= WHAT IS REQUIRED =
Return a faithful copy of all the entries, omitting the images.

-------

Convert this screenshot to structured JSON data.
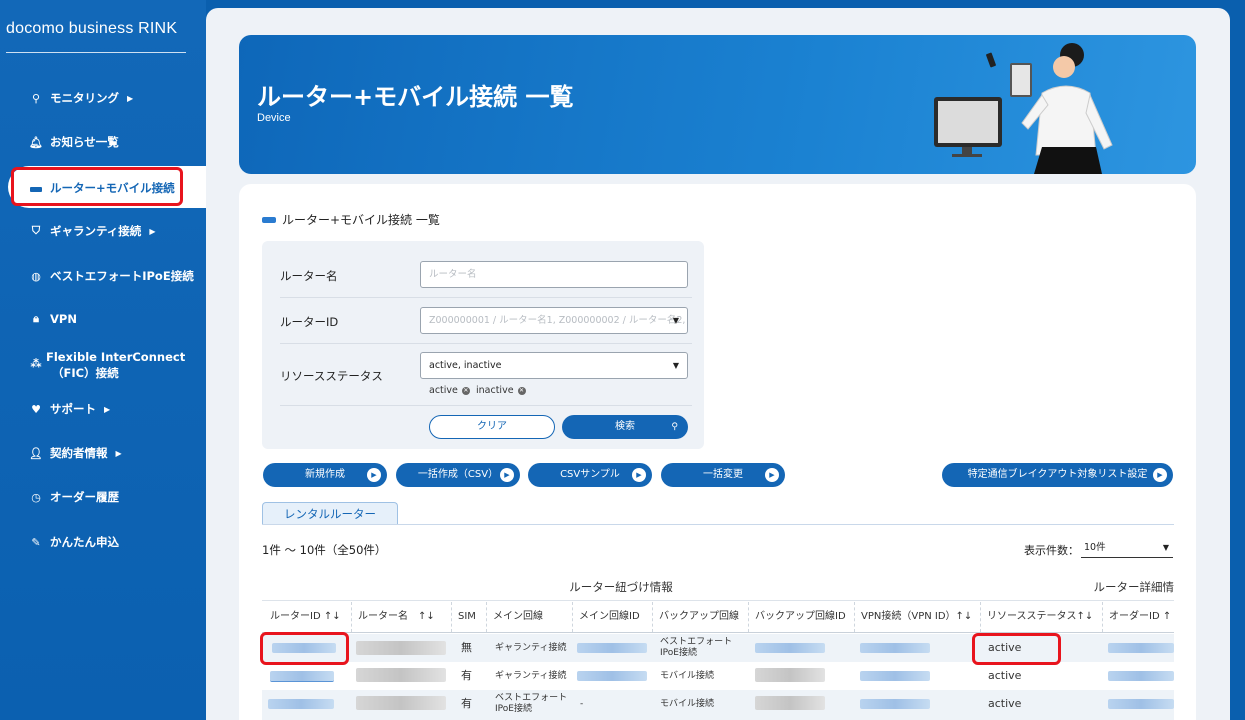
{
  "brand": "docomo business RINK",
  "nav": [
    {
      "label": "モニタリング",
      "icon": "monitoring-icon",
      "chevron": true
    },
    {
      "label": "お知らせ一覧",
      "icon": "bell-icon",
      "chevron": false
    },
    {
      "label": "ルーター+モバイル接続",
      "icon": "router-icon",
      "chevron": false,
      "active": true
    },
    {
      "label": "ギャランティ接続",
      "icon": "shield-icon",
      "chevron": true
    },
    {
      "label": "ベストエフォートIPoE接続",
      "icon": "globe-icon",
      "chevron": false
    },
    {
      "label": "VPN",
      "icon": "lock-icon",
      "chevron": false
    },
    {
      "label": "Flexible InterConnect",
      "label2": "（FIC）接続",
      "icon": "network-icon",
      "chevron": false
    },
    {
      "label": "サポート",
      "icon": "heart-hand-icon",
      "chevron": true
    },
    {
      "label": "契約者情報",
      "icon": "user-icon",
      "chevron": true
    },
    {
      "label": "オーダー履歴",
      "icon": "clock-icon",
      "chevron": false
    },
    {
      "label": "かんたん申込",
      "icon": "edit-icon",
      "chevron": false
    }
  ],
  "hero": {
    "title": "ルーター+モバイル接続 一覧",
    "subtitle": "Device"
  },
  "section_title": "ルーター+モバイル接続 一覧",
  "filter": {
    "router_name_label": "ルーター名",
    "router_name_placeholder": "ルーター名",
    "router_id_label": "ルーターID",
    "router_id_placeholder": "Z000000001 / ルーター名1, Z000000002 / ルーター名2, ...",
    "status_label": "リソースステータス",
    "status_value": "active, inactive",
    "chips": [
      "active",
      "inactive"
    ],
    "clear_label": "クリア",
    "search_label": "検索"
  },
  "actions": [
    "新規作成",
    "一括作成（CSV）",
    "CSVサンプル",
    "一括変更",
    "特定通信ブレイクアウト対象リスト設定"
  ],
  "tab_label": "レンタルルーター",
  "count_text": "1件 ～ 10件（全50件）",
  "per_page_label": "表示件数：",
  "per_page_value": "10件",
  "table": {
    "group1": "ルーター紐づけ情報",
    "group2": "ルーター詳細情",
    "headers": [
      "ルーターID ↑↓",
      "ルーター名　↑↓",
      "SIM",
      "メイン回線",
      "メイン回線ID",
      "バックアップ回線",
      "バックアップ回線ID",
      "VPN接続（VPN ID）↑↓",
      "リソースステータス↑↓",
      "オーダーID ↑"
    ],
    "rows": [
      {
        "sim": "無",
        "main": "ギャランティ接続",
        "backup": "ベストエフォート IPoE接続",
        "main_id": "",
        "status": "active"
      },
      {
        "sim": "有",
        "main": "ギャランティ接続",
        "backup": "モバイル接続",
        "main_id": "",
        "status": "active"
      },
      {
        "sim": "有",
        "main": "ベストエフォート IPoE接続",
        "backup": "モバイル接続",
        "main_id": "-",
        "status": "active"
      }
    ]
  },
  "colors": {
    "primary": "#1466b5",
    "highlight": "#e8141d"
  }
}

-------

= ANSWER BOX =
Convert this screenshot to structured JSON data.
{
  "brand": "docomo business RINK",
  "nav": [
    {
      "label": "モニタリング",
      "icon": "monitoring-icon",
      "chevron": true
    },
    {
      "label": "お知らせ一覧",
      "icon": "bell-icon",
      "chevron": false
    },
    {
      "label": "ルーター+モバイル接続",
      "icon": "router-icon",
      "chevron": false,
      "active": true
    },
    {
      "label": "ギャランティ接続",
      "icon": "shield-icon",
      "chevron": true
    },
    {
      "label": "ベストエフォートIPoE接続",
      "icon": "globe-icon",
      "chevron": false
    },
    {
      "label": "VPN",
      "icon": "lock-icon",
      "chevron": false
    },
    {
      "label": "Flexible InterConnect",
      "label2": "（FIC）接続",
      "icon": "network-icon",
      "chevron": false
    },
    {
      "label": "サポート",
      "icon": "heart-hand-icon",
      "chevron": true
    },
    {
      "label": "契約者情報",
      "icon": "user-icon",
      "chevron": true
    },
    {
      "label": "オーダー履歴",
      "icon": "clock-icon",
      "chevron": false
    },
    {
      "label": "かんたん申込",
      "icon": "edit-icon",
      "chevron": false
    }
  ],
  "hero": {
    "title": "ルーター+モバイル接続 一覧",
    "subtitle": "Device"
  },
  "section_title": "ルーター+モバイル接続 一覧",
  "filter": {
    "router_name_label": "ルーター名",
    "router_name_placeholder": "ルーター名",
    "router_id_label": "ルーターID",
    "router_id_placeholder": "Z000000001 / ルーター名1, Z000000002 / ルーター名2, ...",
    "status_label": "リソースステータス",
    "status_value": "active, inactive",
    "chips": [
      "active",
      "inactive"
    ],
    "clear_label": "クリア",
    "search_label": "検索"
  },
  "actions": [
    "新規作成",
    "一括作成（CSV）",
    "CSVサンプル",
    "一括変更",
    "特定通信ブレイクアウト対象リスト設定"
  ],
  "tab_label": "レンタルルーター",
  "count_text": "1件 ～ 10件（全50件）",
  "per_page_label": "表示件数：",
  "per_page_value": "10件",
  "table": {
    "group1": "ルーター紐づけ情報",
    "group2": "ルーター詳細情",
    "headers": [
      "ルーターID ↑↓",
      "ルーター名　↑↓",
      "SIM",
      "メイン回線",
      "メイン回線ID",
      "バックアップ回線",
      "バックアップ回線ID",
      "VPN接続（VPN ID）↑↓",
      "リソースステータス↑↓",
      "オーダーID ↑"
    ],
    "rows": [
      {
        "sim": "無",
        "main": "ギャランティ接続",
        "backup": "ベストエフォート IPoE接続",
        "main_id": "",
        "status": "active"
      },
      {
        "sim": "有",
        "main": "ギャランティ接続",
        "backup": "モバイル接続",
        "main_id": "",
        "status": "active"
      },
      {
        "sim": "有",
        "main": "ベストエフォート IPoE接続",
        "backup": "モバイル接続",
        "main_id": "-",
        "status": "active"
      }
    ]
  },
  "colors": {
    "primary": "#1466b5",
    "highlight": "#e8141d"
  }
}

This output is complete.